sharing in governance of extractive industries
On April 29th, the United Nations (UN) lifted the trade embargo on diamonds from Cote d’Ivoire, marking a significant step in the country’s re-integration with the global economy. The lifting of the embargo, which had been in place since 2005, comes on the heels of the Kimberley Process Certification Scheme’s (KPCS) recognition during its annual plenary session in November of 2013 that Cote d’Ivoire had fulfilled relevant KPCS requirements while under the UN embargo.
While the lifting of the UN embargo is a crucial step, the Ivorian government has plenty of work ahead of it, before it can reestablish legal production and trade in diamonds. National actors’ expectations are high, with many hoping to benefit from the estimated $23-25 million USD that will be added to the country’s annual export revenues [through diamond trade]. It is critical to manage these expectations, and to put in place proper procedures to ensure the diamond sector is managed responsibly and in accordance with KP requirements. Furthermore, the rights of artisanal diamond miners and customary land owners must be protected as other actors try to “stake a claim” in the sector. The USAID Property Rights and Artisanal Diamond Development (PRADD) project, co-funded by the European Union (EU) in Cote d’Ivoire, will work to clarify and strengthen surface and sub-surface rights, increase miner capacity and productivity, diversify livelihoods in mining communities, promote environmental rehabilitation, and provide further support to the government in policy design and implementation.

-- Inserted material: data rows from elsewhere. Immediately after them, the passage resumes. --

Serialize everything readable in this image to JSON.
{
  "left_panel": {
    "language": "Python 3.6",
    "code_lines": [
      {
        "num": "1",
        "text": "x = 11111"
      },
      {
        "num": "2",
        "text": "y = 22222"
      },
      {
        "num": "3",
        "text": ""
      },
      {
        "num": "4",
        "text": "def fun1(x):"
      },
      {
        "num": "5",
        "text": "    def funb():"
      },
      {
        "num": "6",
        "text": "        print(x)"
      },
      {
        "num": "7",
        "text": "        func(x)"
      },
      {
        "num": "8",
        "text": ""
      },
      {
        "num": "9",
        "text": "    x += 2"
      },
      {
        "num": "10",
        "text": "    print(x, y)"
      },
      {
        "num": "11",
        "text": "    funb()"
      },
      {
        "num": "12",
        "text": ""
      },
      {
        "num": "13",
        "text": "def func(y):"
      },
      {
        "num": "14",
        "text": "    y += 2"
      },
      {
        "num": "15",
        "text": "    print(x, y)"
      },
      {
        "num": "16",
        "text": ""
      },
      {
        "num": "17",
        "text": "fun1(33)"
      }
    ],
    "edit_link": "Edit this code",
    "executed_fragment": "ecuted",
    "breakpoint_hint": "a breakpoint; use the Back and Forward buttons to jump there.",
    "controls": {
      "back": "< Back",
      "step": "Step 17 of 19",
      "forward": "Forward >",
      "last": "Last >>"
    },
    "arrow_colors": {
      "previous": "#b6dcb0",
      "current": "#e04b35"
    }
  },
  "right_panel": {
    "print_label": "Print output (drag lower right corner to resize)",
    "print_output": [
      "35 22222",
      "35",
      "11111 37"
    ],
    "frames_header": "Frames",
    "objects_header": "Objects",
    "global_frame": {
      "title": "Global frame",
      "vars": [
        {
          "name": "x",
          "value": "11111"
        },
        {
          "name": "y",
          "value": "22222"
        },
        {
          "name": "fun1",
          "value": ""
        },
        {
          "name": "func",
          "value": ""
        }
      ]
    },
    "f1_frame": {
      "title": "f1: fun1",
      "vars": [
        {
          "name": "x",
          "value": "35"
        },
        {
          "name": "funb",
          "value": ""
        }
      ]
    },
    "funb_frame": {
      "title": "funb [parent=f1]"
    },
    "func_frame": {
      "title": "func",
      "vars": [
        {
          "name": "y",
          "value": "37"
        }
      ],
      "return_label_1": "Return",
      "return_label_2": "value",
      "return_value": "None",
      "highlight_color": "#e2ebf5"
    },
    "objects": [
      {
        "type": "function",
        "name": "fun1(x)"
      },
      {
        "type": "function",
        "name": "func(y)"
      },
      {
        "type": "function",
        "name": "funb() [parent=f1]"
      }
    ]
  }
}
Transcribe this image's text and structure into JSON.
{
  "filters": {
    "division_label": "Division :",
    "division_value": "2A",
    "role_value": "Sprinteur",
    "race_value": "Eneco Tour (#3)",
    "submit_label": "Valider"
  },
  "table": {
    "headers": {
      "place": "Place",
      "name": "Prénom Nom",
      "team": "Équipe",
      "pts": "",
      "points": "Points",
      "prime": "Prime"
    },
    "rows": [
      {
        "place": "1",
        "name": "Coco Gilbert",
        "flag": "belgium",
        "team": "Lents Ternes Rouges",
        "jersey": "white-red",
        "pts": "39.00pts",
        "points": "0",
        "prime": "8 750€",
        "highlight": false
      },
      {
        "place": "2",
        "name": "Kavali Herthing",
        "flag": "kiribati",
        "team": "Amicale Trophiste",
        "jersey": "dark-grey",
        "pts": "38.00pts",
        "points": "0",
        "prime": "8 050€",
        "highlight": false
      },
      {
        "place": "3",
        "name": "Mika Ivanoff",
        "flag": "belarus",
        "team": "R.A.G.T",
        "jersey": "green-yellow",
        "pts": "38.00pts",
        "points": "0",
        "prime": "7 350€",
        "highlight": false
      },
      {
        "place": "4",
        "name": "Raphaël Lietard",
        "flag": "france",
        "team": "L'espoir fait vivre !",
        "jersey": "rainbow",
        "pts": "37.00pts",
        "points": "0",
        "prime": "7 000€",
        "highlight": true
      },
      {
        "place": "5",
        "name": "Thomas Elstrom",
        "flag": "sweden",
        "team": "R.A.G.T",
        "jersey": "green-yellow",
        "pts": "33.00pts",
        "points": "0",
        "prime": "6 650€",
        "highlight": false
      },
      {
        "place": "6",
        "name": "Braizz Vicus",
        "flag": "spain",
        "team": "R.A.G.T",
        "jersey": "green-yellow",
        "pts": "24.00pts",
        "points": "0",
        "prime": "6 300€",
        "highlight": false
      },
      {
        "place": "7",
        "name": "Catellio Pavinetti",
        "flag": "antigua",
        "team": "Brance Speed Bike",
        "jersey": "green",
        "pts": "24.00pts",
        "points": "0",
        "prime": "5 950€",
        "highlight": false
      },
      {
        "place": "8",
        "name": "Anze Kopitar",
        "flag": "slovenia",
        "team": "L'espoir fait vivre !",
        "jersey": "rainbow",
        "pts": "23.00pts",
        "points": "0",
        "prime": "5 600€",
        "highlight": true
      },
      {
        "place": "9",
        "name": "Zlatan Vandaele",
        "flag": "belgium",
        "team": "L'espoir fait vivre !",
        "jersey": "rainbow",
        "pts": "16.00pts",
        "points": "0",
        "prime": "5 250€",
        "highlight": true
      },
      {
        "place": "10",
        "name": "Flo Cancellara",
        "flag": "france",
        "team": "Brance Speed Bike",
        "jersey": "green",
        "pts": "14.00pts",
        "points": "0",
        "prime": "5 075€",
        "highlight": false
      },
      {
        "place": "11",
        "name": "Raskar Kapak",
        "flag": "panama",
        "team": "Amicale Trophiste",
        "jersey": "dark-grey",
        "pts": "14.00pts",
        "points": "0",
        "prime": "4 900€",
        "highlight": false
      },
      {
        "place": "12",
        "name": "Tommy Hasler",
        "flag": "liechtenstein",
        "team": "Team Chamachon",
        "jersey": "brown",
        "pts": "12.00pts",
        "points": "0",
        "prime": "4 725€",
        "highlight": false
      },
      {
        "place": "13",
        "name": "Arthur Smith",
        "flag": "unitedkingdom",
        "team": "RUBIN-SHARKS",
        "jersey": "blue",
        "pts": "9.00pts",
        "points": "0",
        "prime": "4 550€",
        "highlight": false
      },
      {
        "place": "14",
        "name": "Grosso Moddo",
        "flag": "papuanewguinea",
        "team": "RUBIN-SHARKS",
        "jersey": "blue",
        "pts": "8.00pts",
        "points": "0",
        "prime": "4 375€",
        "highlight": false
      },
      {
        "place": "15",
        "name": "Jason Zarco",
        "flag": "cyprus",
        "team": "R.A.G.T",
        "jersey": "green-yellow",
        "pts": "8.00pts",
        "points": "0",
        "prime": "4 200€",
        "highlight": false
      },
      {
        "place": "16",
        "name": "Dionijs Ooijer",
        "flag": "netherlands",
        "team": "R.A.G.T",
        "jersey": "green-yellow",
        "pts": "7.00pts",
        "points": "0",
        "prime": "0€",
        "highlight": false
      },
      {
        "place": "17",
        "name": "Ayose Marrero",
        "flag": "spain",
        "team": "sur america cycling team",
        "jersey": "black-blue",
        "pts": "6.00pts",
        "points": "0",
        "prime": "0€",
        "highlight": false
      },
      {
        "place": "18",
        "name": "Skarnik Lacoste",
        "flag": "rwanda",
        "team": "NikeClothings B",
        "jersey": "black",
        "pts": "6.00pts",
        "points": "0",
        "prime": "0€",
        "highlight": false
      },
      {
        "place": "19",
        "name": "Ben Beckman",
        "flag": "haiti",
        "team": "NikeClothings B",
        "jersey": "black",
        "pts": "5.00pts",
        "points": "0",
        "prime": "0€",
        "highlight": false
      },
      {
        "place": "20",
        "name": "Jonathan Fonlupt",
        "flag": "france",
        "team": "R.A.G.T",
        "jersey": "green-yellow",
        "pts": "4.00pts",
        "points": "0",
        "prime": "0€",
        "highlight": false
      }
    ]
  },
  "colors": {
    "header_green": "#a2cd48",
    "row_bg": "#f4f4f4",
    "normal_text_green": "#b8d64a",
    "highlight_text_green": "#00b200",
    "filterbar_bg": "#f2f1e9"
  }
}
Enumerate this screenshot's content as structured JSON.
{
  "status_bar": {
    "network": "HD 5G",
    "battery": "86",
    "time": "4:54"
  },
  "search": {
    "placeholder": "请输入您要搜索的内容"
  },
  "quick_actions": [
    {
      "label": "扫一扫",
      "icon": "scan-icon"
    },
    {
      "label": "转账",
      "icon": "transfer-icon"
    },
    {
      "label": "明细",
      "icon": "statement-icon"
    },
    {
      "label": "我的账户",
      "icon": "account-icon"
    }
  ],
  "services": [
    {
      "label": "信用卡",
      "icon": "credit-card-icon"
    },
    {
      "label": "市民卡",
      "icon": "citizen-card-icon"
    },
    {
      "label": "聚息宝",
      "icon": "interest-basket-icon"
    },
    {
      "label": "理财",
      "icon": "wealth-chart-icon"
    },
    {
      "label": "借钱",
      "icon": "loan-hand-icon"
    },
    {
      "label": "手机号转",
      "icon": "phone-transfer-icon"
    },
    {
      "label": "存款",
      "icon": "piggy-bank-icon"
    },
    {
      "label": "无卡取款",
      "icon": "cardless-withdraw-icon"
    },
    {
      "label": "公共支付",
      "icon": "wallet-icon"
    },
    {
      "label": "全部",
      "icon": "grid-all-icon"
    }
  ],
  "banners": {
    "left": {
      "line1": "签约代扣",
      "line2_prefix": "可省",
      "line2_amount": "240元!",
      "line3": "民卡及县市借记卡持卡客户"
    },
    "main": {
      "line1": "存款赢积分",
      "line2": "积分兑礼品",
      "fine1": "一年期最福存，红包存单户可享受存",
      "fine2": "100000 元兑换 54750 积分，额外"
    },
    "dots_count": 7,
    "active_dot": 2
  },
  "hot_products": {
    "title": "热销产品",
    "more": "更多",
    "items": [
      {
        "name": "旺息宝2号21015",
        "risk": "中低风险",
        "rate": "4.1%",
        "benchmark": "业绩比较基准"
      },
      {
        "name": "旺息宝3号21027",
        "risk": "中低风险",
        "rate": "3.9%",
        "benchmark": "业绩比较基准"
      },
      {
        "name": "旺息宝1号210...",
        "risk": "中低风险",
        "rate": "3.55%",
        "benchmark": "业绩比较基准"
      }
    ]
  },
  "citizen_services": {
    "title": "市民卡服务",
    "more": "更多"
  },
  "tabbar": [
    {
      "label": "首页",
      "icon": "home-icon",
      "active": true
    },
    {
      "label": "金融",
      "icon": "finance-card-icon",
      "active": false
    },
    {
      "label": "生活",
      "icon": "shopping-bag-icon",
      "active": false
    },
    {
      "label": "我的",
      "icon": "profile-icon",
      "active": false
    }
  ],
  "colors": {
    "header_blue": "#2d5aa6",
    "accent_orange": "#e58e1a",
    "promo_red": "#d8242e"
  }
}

It is worth noting that Cote d’Ivoire would not have been able to achieve compliance with the KP earlier this year without the support of the donor community, which provided government capacity building programs, assisted in the development of a mine-to-export system of internal controls, registered and licensed artisanal miners, and created a transition strategy between KP compliance and the lifting of the UN embargo. Donor support to the extractive sector generally, and artisanal mining specifically, is relatively limited. It is therefore critical that funding agencies collaborate to ensure more efficient and effective programs. The unique collaboration between the United States and the EU under the PRADD program in Cote d’Ivoire could serve as model for technical assistance within the KP moving forward, as it allows the limited donor resources available for supporting the KP to be better coordinated and focused.
While the KP is an effective mechanism for ensuring that rough diamonds are not used to finance rebel groups seeking to undermine legitimate governments, KPCS member states often require technical assistance in order to meet KP reporting requirements. Unfortunately there is no clear mechanism within the KP to assist diamond producing countries in implementing and revising traceability systems and processes, establishing effective customs and border control units, training artisanal miners in their KP obligations, etc. Various donor initiatives have worked on an ad hoc basis to assist KP member states in this regard. However, these initiatives raise the question of how the KP itself might better support member states in ensuring compliance, particularly in the diamond industry’s least regulated and most difficult to govern sector: artisanal mining.
The Washington Declaration, adopted in 2012 by the KPCS, helps integrate development objectives into Kimberley Process implementation and identifies ways to advance and deepen development of the artisanal mining sector. The Washington Declaration’s Diagnostic Framework, spearheaded by USAID, serves as an analytical tool to help identify legal and institutional gaps in achieving positive development outcomes in the artisanal mining sector, as well as common indicators through which governments can measure progress. Côte d’Ivoire, Guinea and other countries within the Mano River Union are looking to utilize this tool to guide reforms in their mining sectors. The Washington Declaration Diagnostic Framework also serves as a useful gauge of where KP countries might most require assistance from the donor community.
In Cote d’Ivoire, the PRADD program utilized the Washington Declaration Diagnostic Framework as part of its initial in-depth assessment of the country’s legal and regulatory environment, supply chains and institutional governance structures, in order to inform future reforms and monitor transparency of the sector. The assessment culminated in a five-year work plan for the PRADD program in Cote d’Ivoire.
Add a Comment